  • Portfolio review – Share of Search can help spot where audience interests are shifting between different subjects (or specialisms within a subject) highlighting the areas to potentially focus on when developing programmes or research areas

Where to find this insight

We publish a new Postgraduate Pulse report (including Share of Search) each month. You can find it in our insights section, or pick up our monthly newsletter and we’ll let you know there’s an update. You’ll also get a range of other content specifically for postgraduate marketing and recruitment, including case studies, relevant policy news and advice from experts around the sector.

If you want to dig deeper into our postgraduate insight then, honestly, we’d love to chat to you.

The best thing to do is to get in touch with your FindAUniversity Account Manager. They’ll be able to dive into the specific trends that matter most to you and, what’s more, they’ll be able to look at how your projects and programmes compare to overall trends and to the performance of your competitors (including some you may not know about).

If you’ve got more general questions about our insights or just want to know if something is possible, you can always email me directly.

What's changed

We try to keep our data fairly consistent (that’s the point, after all) but we have made some changes to improve our insights.

Changes to Pulse – July 2023

When we first launched Pulse in January 2021 we wanted the survey to be as lightweight as possible, so we identified audiences based on the location of their IP address. This isn’t ideal as, most obviously, an international undergraduate already within the UK would appear as a prospective UK postgraduate.

We subsequently added an extra nationality question and saw that, thankfully, there weren’t that many people being misidentified and, in any case, the trends were pretty similar. We’ve now got enough historical data to identify audiences based on nationality instead of country of residence.

This change does mean that you might spot some slight differences between our new and old charts, but these are minor and follow the same patterns. Going forward the data is just more accurate. It’s also richer as we can still segment based on country of residence (e.g. to compare trends for international audiences who are or aren’t already in the UK).

Changes to Share of Search – July 2023

The majority of our Share of Search data has always been based on users searching on our websites: a data point is created each time someone generates a new search filter (which tells us what someone is searching for and where).

However, a small amount of the data was also based on people navigating to and between individual programmes. This is fine in principle as it still tells us that someone is looking for a specific subject and / or interested in opportunities within a specific country.

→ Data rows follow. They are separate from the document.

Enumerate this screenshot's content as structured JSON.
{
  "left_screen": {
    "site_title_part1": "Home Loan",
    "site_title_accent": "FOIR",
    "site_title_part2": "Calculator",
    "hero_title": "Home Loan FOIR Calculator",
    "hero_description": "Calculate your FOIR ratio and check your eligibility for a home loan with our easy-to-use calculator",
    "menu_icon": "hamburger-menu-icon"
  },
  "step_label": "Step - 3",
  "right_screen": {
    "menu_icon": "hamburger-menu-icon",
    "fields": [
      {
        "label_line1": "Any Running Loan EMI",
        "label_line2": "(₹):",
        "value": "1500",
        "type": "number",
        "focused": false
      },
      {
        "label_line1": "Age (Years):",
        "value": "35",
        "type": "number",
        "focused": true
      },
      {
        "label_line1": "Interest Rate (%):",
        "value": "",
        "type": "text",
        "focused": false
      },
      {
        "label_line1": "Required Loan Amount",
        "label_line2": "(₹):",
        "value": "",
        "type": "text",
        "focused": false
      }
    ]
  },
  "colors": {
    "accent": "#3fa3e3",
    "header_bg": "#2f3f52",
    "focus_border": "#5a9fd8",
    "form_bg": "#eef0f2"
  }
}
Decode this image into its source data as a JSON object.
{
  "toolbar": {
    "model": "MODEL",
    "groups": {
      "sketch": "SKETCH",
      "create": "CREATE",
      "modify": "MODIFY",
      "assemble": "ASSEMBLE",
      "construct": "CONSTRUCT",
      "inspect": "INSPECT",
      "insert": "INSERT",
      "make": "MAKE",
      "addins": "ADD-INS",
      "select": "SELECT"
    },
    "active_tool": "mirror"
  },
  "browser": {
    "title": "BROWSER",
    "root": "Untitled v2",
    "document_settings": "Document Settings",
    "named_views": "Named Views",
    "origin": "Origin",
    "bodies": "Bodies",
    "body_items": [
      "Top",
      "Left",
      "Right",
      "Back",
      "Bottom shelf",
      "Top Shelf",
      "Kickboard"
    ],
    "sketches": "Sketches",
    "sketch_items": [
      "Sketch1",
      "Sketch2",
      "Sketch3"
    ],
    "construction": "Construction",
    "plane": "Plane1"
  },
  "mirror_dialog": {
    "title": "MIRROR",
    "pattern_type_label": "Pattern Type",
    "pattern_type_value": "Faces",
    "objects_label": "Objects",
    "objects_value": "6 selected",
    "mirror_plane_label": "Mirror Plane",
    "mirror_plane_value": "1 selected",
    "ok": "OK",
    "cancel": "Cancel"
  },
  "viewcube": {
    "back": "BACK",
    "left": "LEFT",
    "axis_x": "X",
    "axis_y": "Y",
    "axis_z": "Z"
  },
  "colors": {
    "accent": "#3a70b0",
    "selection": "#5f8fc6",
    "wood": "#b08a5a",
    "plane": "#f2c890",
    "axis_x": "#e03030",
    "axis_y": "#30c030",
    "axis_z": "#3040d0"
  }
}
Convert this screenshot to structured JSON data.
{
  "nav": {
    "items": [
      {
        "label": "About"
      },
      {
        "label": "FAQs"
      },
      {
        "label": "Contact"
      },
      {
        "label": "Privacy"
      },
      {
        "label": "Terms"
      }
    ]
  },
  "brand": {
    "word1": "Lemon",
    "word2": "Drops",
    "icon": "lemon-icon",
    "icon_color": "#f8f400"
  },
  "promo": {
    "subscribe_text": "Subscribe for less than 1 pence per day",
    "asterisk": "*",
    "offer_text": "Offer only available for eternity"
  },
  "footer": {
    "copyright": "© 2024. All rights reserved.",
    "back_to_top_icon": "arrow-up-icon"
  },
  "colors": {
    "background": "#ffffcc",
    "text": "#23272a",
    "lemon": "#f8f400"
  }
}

A problem arose when with programmes associated with more than one subject which could ‘cross-pollinate’ their subjects into the ‘wrong’ disciplines. So, a programme in Healthcare Management brings Management Studies into the list of subjects within our Clinical and Health discipline. It’s not a problem when we’re comparing disciplines (or audiences) but it distorts the data when we try and find the relative popularity of potentially incongruous subjects within a discipline.

It meant we couldn’t drill down properly within disciplines, basically.

So we’ve decided to restrict our discipline and subject data to active searches, excluding programme views, this gets rid of the problem above and makes Share of Search a bit more accurate as a bonus (it’s meant to show you how audiences are searching, after all).

Again, there are some differences between our new and old data, but they’re minor and I think the trade-off is worth it to improve quality.

You may also like...

Understanding what audiences want from physical and virtual open days

Virtual and physical open days are very popular with prospective postgraduates, but different audiences want different things.

How is the cost of living crisis impacting postgraduate study?

We've updated some of our survey data on prospective students' attitudes to Masters and PhD study.